> [Directions]: Every entry below should appear in the answer exactly as written, apart from the pictures.
Start of Records for this exercise
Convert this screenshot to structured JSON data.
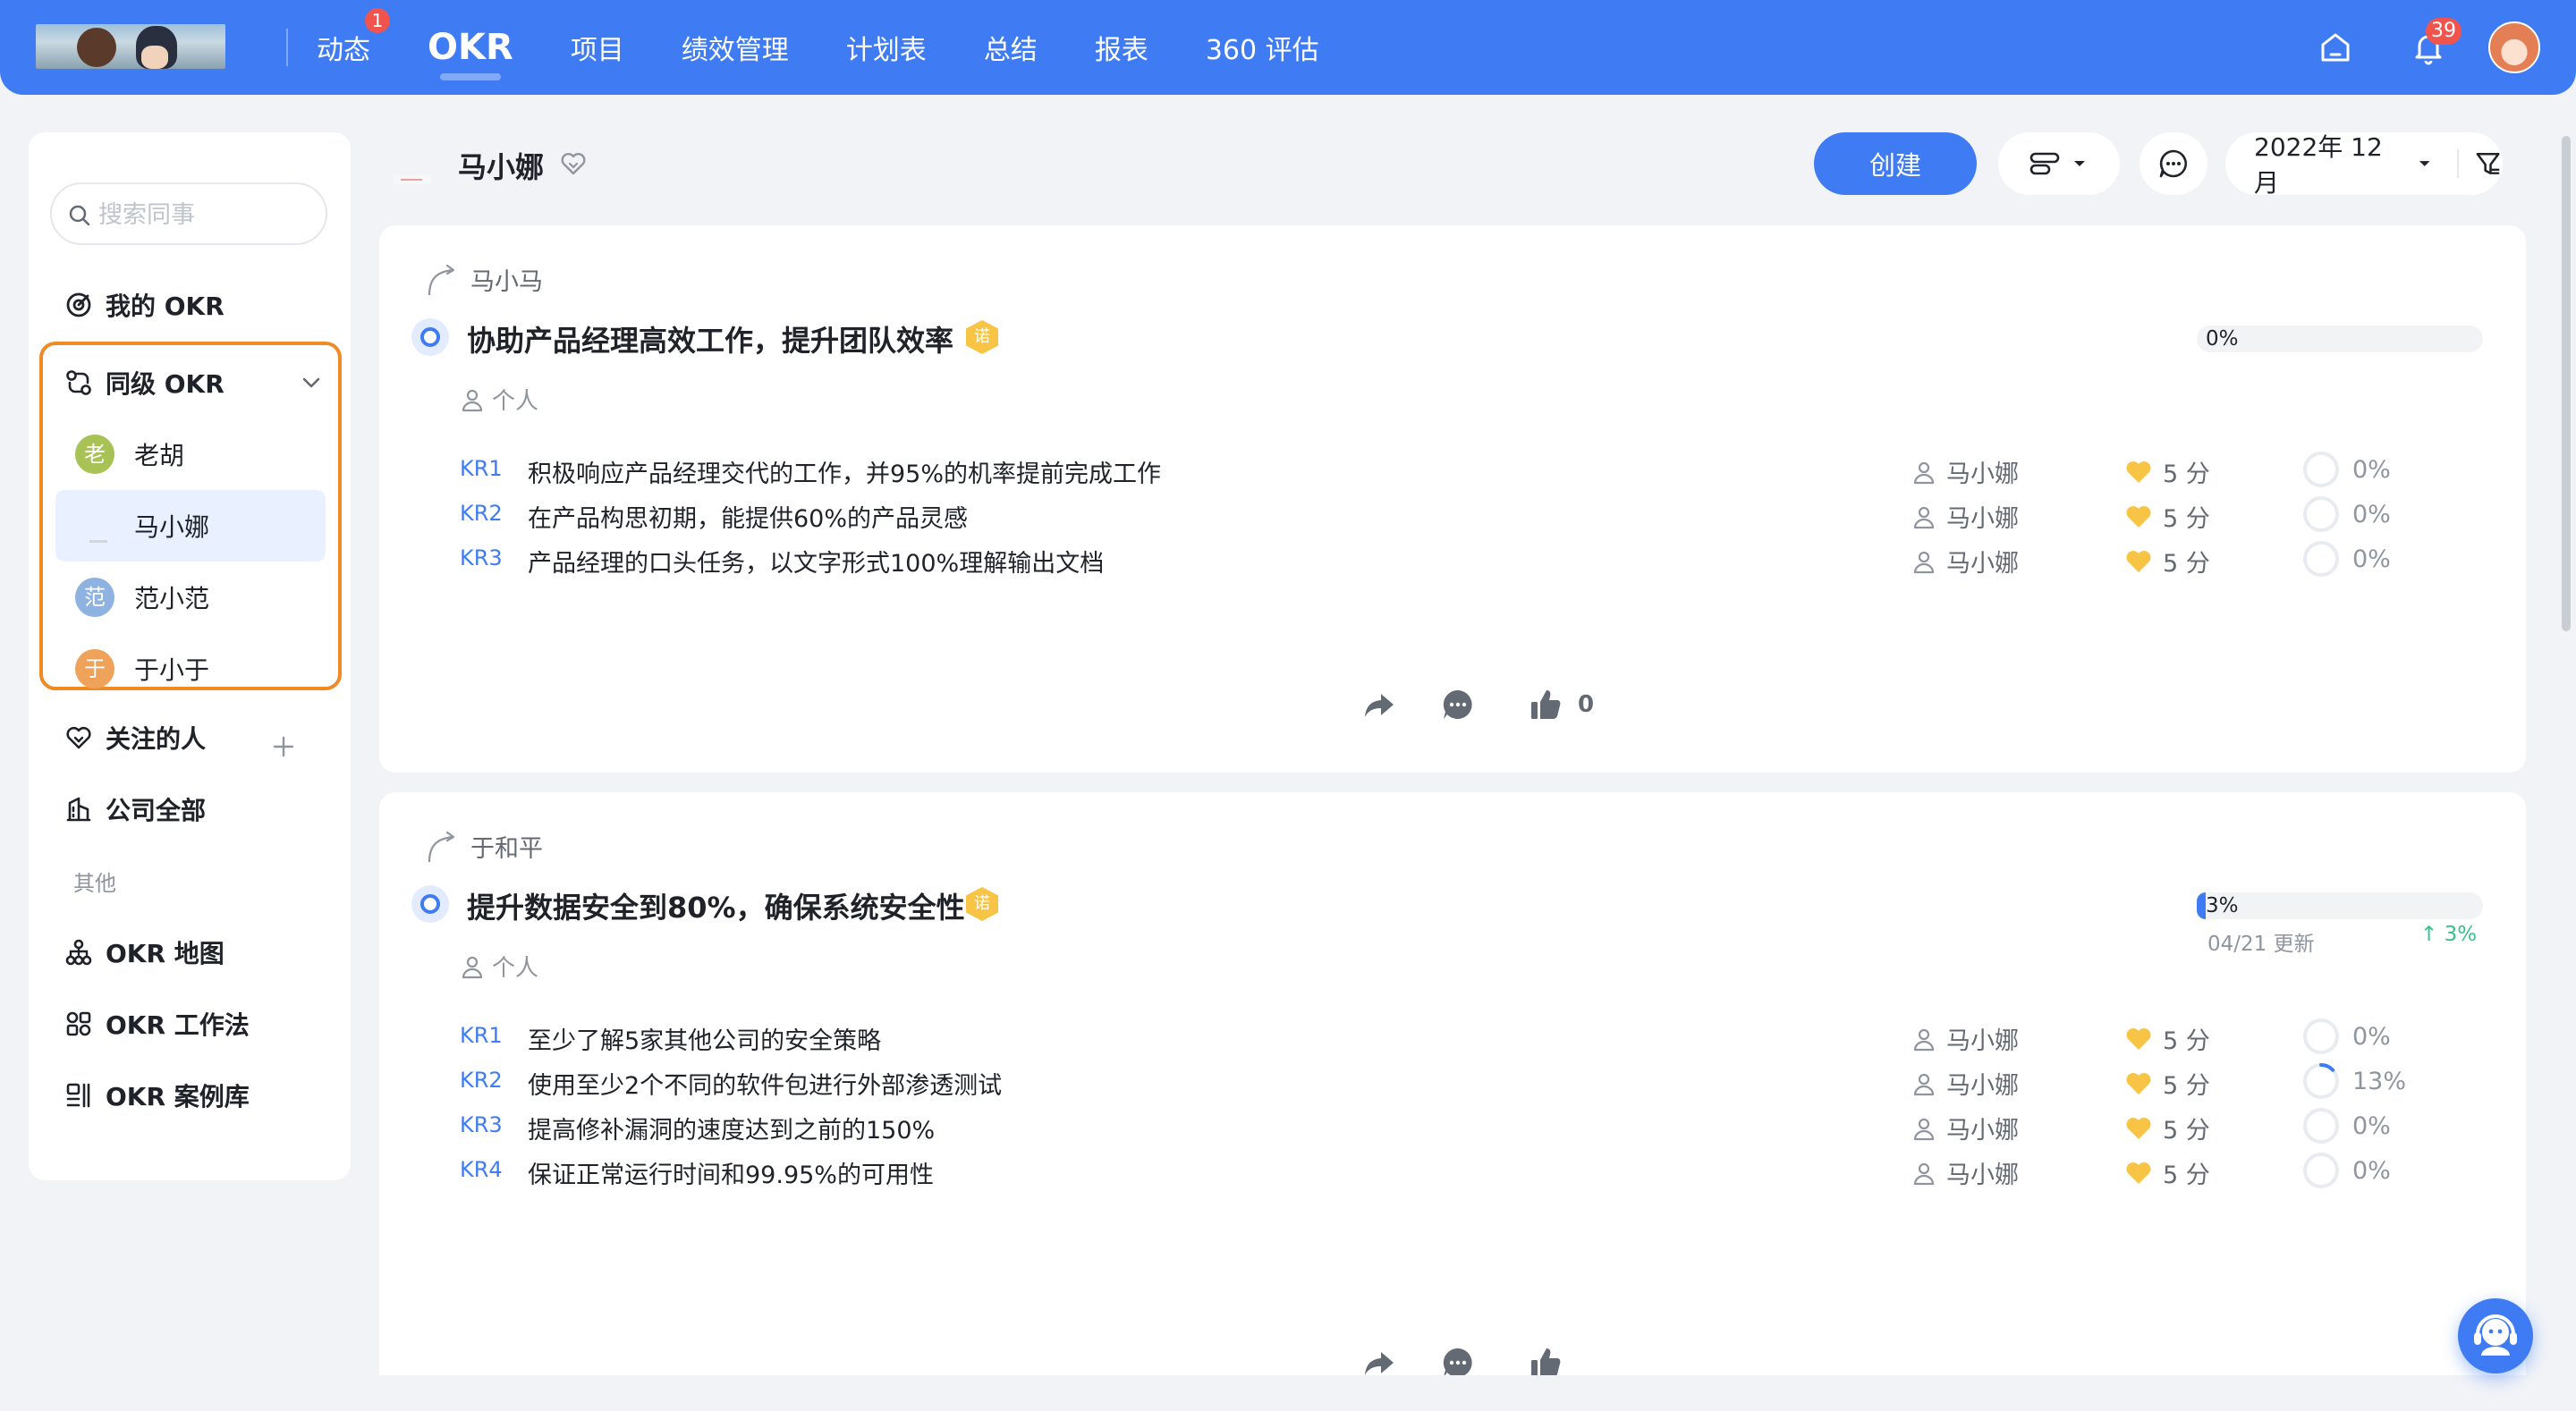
{
  "topnav": {
    "items": [
      {
        "label": "动态",
        "badge": "1"
      },
      {
        "label": "OKR",
        "active": true
      },
      {
        "label": "项目"
      },
      {
        "label": "绩效管理"
      },
      {
        "label": "计划表"
      },
      {
        "label": "总结"
      },
      {
        "label": "报表"
      },
      {
        "label": "360 评估"
      }
    ],
    "notification_count": "39",
    "icons": [
      "home-icon",
      "bell-icon",
      "user-avatar"
    ]
  },
  "sidebar": {
    "search_placeholder": "搜索同事",
    "my_okr": "我的 OKR",
    "peer_okr": "同级 OKR",
    "members": [
      {
        "initial": "老",
        "name": "老胡",
        "color": "#a8c256"
      },
      {
        "initial": "",
        "name": "马小娜",
        "selected": true
      },
      {
        "initial": "范",
        "name": "范小范",
        "color": "#8fb3e0"
      },
      {
        "initial": "于",
        "name": "于小于",
        "color": "#efa35a"
      }
    ],
    "following": "关注的人",
    "company_all": "公司全部",
    "other_section": "其他",
    "tools": [
      "OKR 地图",
      "OKR 工作法",
      "OKR 案例库"
    ]
  },
  "header": {
    "name": "马小娜",
    "create_label": "创建",
    "date_label": "2022年 12月"
  },
  "objectives": [
    {
      "parent": "马小马",
      "title": "协助产品经理高效工作，提升团队效率",
      "badge": "诺",
      "progress": 0,
      "progress_label": "0%",
      "updated": "",
      "delta": "",
      "type": "个人",
      "krs": [
        {
          "no": "KR1",
          "text": "积极响应产品经理交代的工作，并95%的机率提前完成工作",
          "owner": "马小娜",
          "score": "5 分",
          "progress": 0,
          "progress_label": "0%"
        },
        {
          "no": "KR2",
          "text": "在产品构思初期，能提供60%的产品灵感",
          "owner": "马小娜",
          "score": "5 分",
          "progress": 0,
          "progress_label": "0%"
        },
        {
          "no": "KR3",
          "text": "产品经理的口头任务，以文字形式100%理解输出文档",
          "owner": "马小娜",
          "score": "5 分",
          "progress": 0,
          "progress_label": "0%"
        }
      ],
      "likes": "0"
    },
    {
      "parent": "于和平",
      "title": "提升数据安全到80%，确保系统安全性",
      "badge": "诺",
      "progress": 3,
      "progress_label": "3%",
      "updated": "04/21 更新",
      "delta": "↑ 3%",
      "type": "个人",
      "krs": [
        {
          "no": "KR1",
          "text": "至少了解5家其他公司的安全策略",
          "owner": "马小娜",
          "score": "5 分",
          "progress": 0,
          "progress_label": "0%"
        },
        {
          "no": "KR2",
          "text": "使用至少2个不同的软件包进行外部渗透测试",
          "owner": "马小娜",
          "score": "5 分",
          "progress": 13,
          "progress_label": "13%"
        },
        {
          "no": "KR3",
          "text": "提高修补漏洞的速度达到之前的150%",
          "owner": "马小娜",
          "score": "5 分",
          "progress": 0,
          "progress_label": "0%"
        },
        {
          "no": "KR4",
          "text": "保证正常运行时间和99.95%的可用性",
          "owner": "马小娜",
          "score": "5 分",
          "progress": 0,
          "progress_label": "0%"
        }
      ],
      "likes": ""
    }
  ],
  "colors": {
    "primary": "#3f7cf4",
    "highlight_border": "#f08a24",
    "success": "#34c38f",
    "badge_red": "#f0544c"
  }
}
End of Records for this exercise
> [Task solution]:
Convert this screenshot to structured JSON data.
{
  "topnav": {
    "items": [
      {
        "label": "动态",
        "badge": "1"
      },
      {
        "label": "OKR",
        "active": true
      },
      {
        "label": "项目"
      },
      {
        "label": "绩效管理"
      },
      {
        "label": "计划表"
      },
      {
        "label": "总结"
      },
      {
        "label": "报表"
      },
      {
        "label": "360 评估"
      }
    ],
    "notification_count": "39",
    "icons": [
      "home-icon",
      "bell-icon",
      "user-avatar"
    ]
  },
  "sidebar": {
    "search_placeholder": "搜索同事",
    "my_okr": "我的 OKR",
    "peer_okr": "同级 OKR",
    "members": [
      {
        "initial": "老",
        "name": "老胡",
        "color": "#a8c256"
      },
      {
        "initial": "",
        "name": "马小娜",
        "selected": true
      },
      {
        "initial": "范",
        "name": "范小范",
        "color": "#8fb3e0"
      },
      {
        "initial": "于",
        "name": "于小于",
        "color": "#efa35a"
      }
    ],
    "following": "关注的人",
    "company_all": "公司全部",
    "other_section": "其他",
    "tools": [
      "OKR 地图",
      "OKR 工作法",
      "OKR 案例库"
    ]
  },
  "header": {
    "name": "马小娜",
    "create_label": "创建",
    "date_label": "2022年 12月"
  },
  "objectives": [
    {
      "parent": "马小马",
      "title": "协助产品经理高效工作，提升团队效率",
      "badge": "诺",
      "progress": 0,
      "progress_label": "0%",
      "updated": "",
      "delta": "",
      "type": "个人",
      "krs": [
        {
          "no": "KR1",
          "text": "积极响应产品经理交代的工作，并95%的机率提前完成工作",
          "owner": "马小娜",
          "score": "5 分",
          "progress": 0,
          "progress_label": "0%"
        },
        {
          "no": "KR2",
          "text": "在产品构思初期，能提供60%的产品灵感",
          "owner": "马小娜",
          "score": "5 分",
          "progress": 0,
          "progress_label": "0%"
        },
        {
          "no": "KR3",
          "text": "产品经理的口头任务，以文字形式100%理解输出文档",
          "owner": "马小娜",
          "score": "5 分",
          "progress": 0,
          "progress_label": "0%"
        }
      ],
      "likes": "0"
    },
    {
      "parent": "于和平",
      "title": "提升数据安全到80%，确保系统安全性",
      "badge": "诺",
      "progress": 3,
      "progress_label": "3%",
      "updated": "04/21 更新",
      "delta": "↑ 3%",
      "type": "个人",
      "krs": [
        {
          "no": "KR1",
          "text": "至少了解5家其他公司的安全策略",
          "owner": "马小娜",
          "score": "5 分",
          "progress": 0,
          "progress_label": "0%"
        },
        {
          "no": "KR2",
          "text": "使用至少2个不同的软件包进行外部渗透测试",
          "owner": "马小娜",
          "score": "5 分",
          "progress": 13,
          "progress_label": "13%"
        },
        {
          "no": "KR3",
          "text": "提高修补漏洞的速度达到之前的150%",
          "owner": "马小娜",
          "score": "5 分",
          "progress": 0,
          "progress_label": "0%"
        },
        {
          "no": "KR4",
          "text": "保证正常运行时间和99.95%的可用性",
          "owner": "马小娜",
          "score": "5 分",
          "progress": 0,
          "progress_label": "0%"
        }
      ],
      "likes": ""
    }
  ],
  "colors": {
    "primary": "#3f7cf4",
    "highlight_border": "#f08a24",
    "success": "#34c38f",
    "badge_red": "#f0544c"
  }
}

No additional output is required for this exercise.